-- PROBLEM --
Whenever the word "this" appears in a line of the data below, copy that line.

-- EXERCISE DATA --
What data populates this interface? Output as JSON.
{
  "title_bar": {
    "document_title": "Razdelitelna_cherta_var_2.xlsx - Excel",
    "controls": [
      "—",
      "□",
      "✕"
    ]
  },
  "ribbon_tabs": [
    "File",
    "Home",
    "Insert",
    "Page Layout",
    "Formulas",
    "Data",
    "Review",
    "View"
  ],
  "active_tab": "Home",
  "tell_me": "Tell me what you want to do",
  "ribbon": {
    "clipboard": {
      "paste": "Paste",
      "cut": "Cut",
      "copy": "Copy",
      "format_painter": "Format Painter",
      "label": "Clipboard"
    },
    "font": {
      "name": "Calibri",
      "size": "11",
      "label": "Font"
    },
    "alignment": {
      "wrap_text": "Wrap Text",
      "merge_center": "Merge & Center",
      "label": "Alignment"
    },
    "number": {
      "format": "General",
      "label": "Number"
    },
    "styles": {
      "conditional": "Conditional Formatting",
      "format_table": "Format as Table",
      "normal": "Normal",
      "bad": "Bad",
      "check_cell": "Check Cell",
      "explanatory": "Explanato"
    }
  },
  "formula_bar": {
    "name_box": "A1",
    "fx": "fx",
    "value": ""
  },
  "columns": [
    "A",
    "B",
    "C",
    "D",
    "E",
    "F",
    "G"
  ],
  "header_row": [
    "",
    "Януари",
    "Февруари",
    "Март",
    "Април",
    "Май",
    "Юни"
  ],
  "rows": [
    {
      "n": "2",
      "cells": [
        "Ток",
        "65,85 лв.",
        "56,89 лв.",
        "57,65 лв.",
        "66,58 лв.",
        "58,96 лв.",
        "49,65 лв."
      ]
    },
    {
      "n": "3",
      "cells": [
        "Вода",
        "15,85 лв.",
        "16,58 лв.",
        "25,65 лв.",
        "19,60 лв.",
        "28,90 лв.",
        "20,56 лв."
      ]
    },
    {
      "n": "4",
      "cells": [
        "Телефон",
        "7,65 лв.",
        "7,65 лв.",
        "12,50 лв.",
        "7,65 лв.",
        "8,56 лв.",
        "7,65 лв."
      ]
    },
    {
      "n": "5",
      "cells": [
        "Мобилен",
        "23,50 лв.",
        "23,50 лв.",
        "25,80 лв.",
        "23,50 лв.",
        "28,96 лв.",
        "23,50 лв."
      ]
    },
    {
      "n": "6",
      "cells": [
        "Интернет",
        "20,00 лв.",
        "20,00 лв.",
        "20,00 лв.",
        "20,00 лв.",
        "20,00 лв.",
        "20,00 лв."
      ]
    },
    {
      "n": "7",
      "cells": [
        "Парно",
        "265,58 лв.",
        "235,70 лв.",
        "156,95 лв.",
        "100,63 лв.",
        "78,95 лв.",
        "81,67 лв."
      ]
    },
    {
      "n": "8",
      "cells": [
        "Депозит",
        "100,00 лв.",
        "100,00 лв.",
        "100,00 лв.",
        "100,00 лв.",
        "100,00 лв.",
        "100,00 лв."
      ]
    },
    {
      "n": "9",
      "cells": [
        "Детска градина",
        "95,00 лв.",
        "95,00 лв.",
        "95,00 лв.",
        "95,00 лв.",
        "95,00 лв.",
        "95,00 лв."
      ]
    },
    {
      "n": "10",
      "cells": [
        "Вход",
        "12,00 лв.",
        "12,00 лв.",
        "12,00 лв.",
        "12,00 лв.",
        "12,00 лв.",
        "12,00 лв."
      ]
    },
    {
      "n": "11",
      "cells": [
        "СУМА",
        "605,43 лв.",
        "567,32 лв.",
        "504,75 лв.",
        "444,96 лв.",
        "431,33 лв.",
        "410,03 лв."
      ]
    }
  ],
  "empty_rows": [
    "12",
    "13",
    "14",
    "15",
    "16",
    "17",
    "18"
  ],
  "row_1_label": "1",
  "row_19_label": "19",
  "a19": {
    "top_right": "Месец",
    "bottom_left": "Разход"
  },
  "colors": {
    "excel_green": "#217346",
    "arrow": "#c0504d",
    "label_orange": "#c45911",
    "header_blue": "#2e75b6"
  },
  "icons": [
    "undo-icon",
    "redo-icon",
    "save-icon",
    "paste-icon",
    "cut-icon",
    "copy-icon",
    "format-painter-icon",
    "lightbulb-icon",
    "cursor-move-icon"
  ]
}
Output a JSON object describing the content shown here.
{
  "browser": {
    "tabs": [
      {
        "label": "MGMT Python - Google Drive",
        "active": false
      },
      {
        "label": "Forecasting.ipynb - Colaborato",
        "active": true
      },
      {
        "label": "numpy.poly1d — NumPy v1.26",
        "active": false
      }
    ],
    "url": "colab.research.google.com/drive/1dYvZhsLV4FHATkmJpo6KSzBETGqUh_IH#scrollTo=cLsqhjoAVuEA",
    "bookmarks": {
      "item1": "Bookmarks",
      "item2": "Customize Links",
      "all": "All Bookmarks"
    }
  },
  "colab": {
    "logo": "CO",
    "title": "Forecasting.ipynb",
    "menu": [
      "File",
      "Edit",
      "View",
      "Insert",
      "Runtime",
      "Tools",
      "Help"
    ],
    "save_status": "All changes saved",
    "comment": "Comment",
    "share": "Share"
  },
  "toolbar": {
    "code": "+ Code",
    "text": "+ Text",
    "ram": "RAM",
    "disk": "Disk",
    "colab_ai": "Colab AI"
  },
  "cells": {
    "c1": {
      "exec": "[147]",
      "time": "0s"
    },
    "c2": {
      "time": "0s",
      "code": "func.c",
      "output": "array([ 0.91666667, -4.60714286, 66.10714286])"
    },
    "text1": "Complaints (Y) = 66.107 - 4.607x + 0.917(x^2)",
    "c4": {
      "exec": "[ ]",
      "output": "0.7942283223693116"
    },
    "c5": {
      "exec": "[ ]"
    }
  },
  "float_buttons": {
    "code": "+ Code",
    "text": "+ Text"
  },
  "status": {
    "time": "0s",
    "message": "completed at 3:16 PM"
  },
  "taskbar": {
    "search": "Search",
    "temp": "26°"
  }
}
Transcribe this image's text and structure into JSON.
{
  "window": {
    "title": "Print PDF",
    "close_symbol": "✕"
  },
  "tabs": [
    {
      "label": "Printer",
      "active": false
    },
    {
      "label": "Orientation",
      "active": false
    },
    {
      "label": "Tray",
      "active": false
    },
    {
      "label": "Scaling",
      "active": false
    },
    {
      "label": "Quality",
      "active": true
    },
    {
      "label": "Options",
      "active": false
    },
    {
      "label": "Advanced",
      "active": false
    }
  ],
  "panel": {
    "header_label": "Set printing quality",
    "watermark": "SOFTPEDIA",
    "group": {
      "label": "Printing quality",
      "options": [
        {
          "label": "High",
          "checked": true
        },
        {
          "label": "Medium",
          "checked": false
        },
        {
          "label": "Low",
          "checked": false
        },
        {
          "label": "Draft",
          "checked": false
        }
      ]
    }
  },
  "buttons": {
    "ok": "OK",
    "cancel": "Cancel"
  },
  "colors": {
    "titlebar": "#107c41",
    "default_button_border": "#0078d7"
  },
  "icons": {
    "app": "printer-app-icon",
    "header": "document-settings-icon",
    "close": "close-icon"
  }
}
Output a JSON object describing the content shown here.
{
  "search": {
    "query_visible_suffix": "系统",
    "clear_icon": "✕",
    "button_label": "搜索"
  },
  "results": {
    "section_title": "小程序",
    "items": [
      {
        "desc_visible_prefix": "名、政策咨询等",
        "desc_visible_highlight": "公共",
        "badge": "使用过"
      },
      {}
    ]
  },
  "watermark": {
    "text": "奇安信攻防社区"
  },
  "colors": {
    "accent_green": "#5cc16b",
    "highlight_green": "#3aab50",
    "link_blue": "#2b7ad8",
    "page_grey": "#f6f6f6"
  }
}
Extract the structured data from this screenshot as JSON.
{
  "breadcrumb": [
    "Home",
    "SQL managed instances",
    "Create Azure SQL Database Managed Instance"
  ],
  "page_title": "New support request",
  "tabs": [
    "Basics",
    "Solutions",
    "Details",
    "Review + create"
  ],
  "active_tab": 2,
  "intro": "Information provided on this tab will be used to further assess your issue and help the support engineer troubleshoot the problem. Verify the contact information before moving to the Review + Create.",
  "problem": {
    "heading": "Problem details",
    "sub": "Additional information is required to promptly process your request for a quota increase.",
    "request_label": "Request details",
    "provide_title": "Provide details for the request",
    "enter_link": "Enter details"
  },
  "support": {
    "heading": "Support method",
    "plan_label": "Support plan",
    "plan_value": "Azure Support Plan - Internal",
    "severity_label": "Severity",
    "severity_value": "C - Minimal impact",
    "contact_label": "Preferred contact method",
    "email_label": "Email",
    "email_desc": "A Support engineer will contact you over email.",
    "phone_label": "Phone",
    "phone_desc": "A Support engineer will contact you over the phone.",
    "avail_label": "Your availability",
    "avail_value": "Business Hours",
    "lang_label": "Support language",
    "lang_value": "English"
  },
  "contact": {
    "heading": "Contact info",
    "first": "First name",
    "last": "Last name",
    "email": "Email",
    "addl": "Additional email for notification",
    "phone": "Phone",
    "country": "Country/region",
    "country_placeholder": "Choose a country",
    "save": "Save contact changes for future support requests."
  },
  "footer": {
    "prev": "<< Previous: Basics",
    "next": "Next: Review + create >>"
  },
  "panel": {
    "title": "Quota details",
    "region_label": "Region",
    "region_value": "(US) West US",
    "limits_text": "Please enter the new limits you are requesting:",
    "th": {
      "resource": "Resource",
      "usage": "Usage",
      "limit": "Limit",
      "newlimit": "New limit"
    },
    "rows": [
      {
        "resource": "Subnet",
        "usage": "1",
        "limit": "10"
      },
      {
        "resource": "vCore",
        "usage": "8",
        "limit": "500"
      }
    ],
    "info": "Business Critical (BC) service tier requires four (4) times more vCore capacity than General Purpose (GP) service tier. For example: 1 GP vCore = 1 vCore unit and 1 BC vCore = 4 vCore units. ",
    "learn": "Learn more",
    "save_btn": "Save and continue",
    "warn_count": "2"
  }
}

-- WORKED SOLUTION --
What data populates this interface? Output as JSON.
Transcribe this image's text and structure into JSON.
Extract the structured data from this screenshot as JSON.
  "intro": "Information provided on this tab will be used to further assess your issue and help the support engineer troubleshoot the problem. Verify the contact information before moving to the Review + Create.",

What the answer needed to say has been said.